In today’s world, a platform is crucial for anyone in business. This presence is partly who you are, partly what you do or have to say, but mostly reach. How many people in your target audience can you reach to involve in who you are and what you do?
There are so many ways to develop a platform that it can become overwhelming. I’ll focus on 3 things that may help strengthen your platform.
#1 A Website
Other than a computer and a terrific idea for your story or book, I believe an excellent website is the most important tool a writer can develop. I say develop because, just like growing in your writing skills, a website is ever growing and changing.
A website is your home on the internet, your imprint, the place people can find you. And it is in your hands and control.
Not many of us are fancy-schmancy and can afford to hire a web designer. We are fortunate there are several options (such as WordPress or Wix) for web pages for the non-techy. However, know that since your website reflects you, it will require your time to set up and maintain.
To blog or not to blog
My websites are all also blog sites because, hey, I’m a writer and I have something to say. A blog is a great place for an unpublished author to start because not only do you exercise your writing skills, you can become an influencer in your area of interest.
Okay, I see your wrinkled pre-published brow as you sputter, “Without a book, I have nothing to say in a blog. I wouldn’t know where to start.”
Phooey. Do you write? Do you live? Are you passionate about anything? Then you have plenty to write about. Readers want to know about you. They want to connect to that place in you that knows something in them.
And when you publish
Published authors use their websites to tell you about their books. Some, like Tina Radcliffe, and Becky Wade have terrific posts and articles that help writers. I head to Tina’s site when I want direction and to Becky’s whenever I want to give synopsis another shot.
What do readers want?
I can only speak for myself, but as a reader, when I find an author I love, I look for their webpage. (It’s more polite than tracking them down at their physical home) I want to know who they are, what else they have written, and if the book I have just read is part of a series. And I’d love to learn something from them, so I want to know if they’re speaking or teaching online or in my area. I go to the website before I look for them on social media. Visiting an author’s web page is more personal than visiting their Amazon page.
Here’s a secret that I’ll blame on my horse obsession. If an author writes a book with horses or cowboys, I go to their website to see if they’re a horse lover. If they are, they have likely gained a new follower in me.
Your newsletter is the hammer and nails in your platform tool kit. It’s the best place for you to develop an honest following because when people sign up, they give you their email address. Think about that. They trust you with their email address. You may have followers and friends on Facebook, Twitter, and Instagram, but you don’t have emails. You can download your email list from your newsletter service. If you can’t, I suggest you find a new service.
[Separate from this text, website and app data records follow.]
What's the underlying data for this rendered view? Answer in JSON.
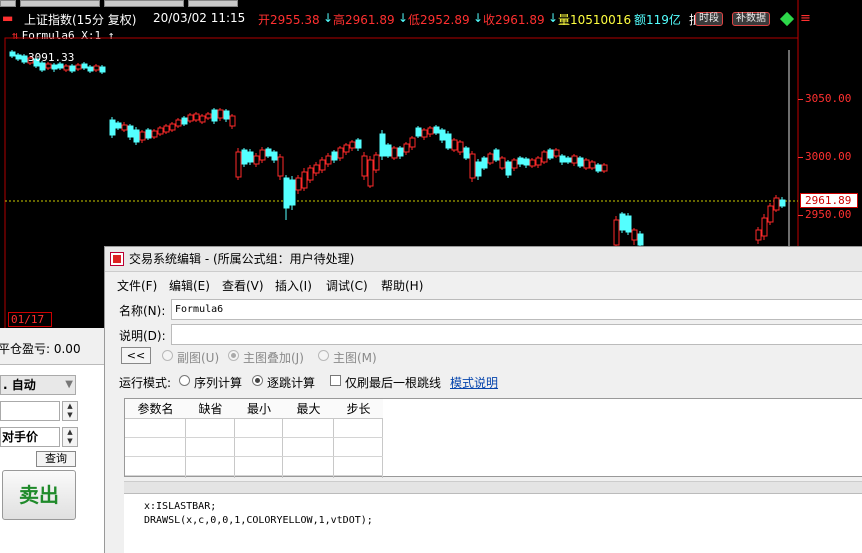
{
  "chart": {
    "index_name": "上证指数(15分 复权)",
    "datetime": "20/03/02 11:15",
    "open": "开2955.38",
    "high": "高2961.89",
    "low": "低2952.89",
    "close": "收2961.89",
    "volume": "量10510016",
    "amount": "额119亿",
    "truncated": "抵",
    "chip_timeframe": "时段",
    "chip_data": "补数据",
    "formula_label": "Formula6 X:1",
    "overlay_price": "3091.33",
    "axis_labels": [
      "3050.00",
      "3000.00",
      "2950.00"
    ],
    "current_price": "2961.89",
    "date_label": "01/17",
    "chart_data": {
      "type": "candlestick",
      "y_axis_ticks": [
        3050,
        3000,
        2950
      ],
      "current_price": 2961.89
    }
  },
  "trade_panel": {
    "status": "平仓盈亏: 0.00",
    "mode_select": ". 自动",
    "price_type": "对手价",
    "query_button": "查询",
    "sell_button": "卖出"
  },
  "editor": {
    "title": "交易系统编辑 - (所属公式组：用户待处理)",
    "menu": [
      "文件(F)",
      "编辑(E)",
      "查看(V)",
      "插入(I)",
      "调试(C)",
      "帮助(H)"
    ],
    "name_label": "名称(N):",
    "name_value": "Formula6",
    "desc_label": "说明(D):",
    "desc_value": "",
    "back_button": "<<",
    "chart_options": [
      "副图(U)",
      "主图叠加(J)",
      "主图(M)"
    ],
    "run_mode_label": "运行模式:",
    "run_modes": [
      "序列计算",
      "逐跳计算"
    ],
    "last_bar_only": "仅刷最后一根跳线",
    "mode_help": "模式说明",
    "param_headers": [
      "参数名",
      "缺省",
      "最小",
      "最大",
      "步长"
    ],
    "code_lines": [
      "x:ISLASTBAR;",
      "DRAWSL(x,c,0,0,1,COLORYELLOW,1,vtDOT);"
    ]
  },
  "colors": {
    "up": "#ff2a2a",
    "down": "#54ffff",
    "axis": "#ff3030",
    "dotted_line": "#cccc00",
    "sell_text": "#1f8a2a",
    "link": "#0645ad"
  }
}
What Should I put in a Newsletter
Again, I can only speak for myself, but I write the type of newsletters I like to read. I work on fresh ways to get my readers to click through to my website. This engagement, or click and open rate, shows whether I’m delivering content that appeals to my subscribers. My email service provider shows me these statistics.
What do I like?
Now remember, this is only my opinion. As a reader, the newsletters I subscribe to come from authors I admire, someone who will teach me something, someone encouraging, or someone I have a personal connection with.
In three of the categories, I want to learn more about the person sending me their newsletter, not their entire family. How are they handling our current lifestyle? Did they get a new dog or take a great vacation? If they’re an author, I want to know when their next book is coming out. I adore when an author recommends books they love or other authors who write like them. I appreciate their suggestions to fill the gap while I wait for their new book to arrive. When I’m looking for a new read, I anticipate my favorite authors’ newsletters.
I want a short, easy to read newsletter. There just isn’t time to wade through newsy pages. I dislike huge graphics. I can go to Pinterest for my recipes. And I don’t care what your cat is doing unless he’s recovering from an accident or has learned to knit. (If I have subscribed to your cat’s newsletter, I expect it to be about him.)
Please don’t try to hard sell me. Tell me when your book will be out and where I can buy it.
#3 Comment on Other People’s Blogs
Have you heard the rumor that writing is a lonely process? Sometimes writing a blog post seems like writing to the bears in the wilderness. You ask yourself, “Is anyone out there?” When someone makes even a simple comment on a blog post, the author receives an amazing lift. Your encouragement has value to them. And posting on blogs is one more place to get your name “out there.” In return, they might surprise you with a visit to your webpage and leave a comment. That’s a pretty good feeling.
Here’s a bonus tip. When someone leaves a comment on your blog, always reply. Even if the comment is not complimentary, acknowledge that someone reached out to you. They read you. They expressed their opinion. Always reply. This is not optional. Not only is replying the polite thing to do, it’s engagement. It encourages other people to comment. You may never know why they commented or who they are, but you also might gain a follower or a friend.
Now it’s Your Turn
Does platform worry you? What is your biggest concern? And if you have no worries, what is your favorite style of newsletter?
Here’s hoping we all get this platform thing lassoed like a cowboy!
Thanks for joining me and reading my post.
Barbara Ellin Fox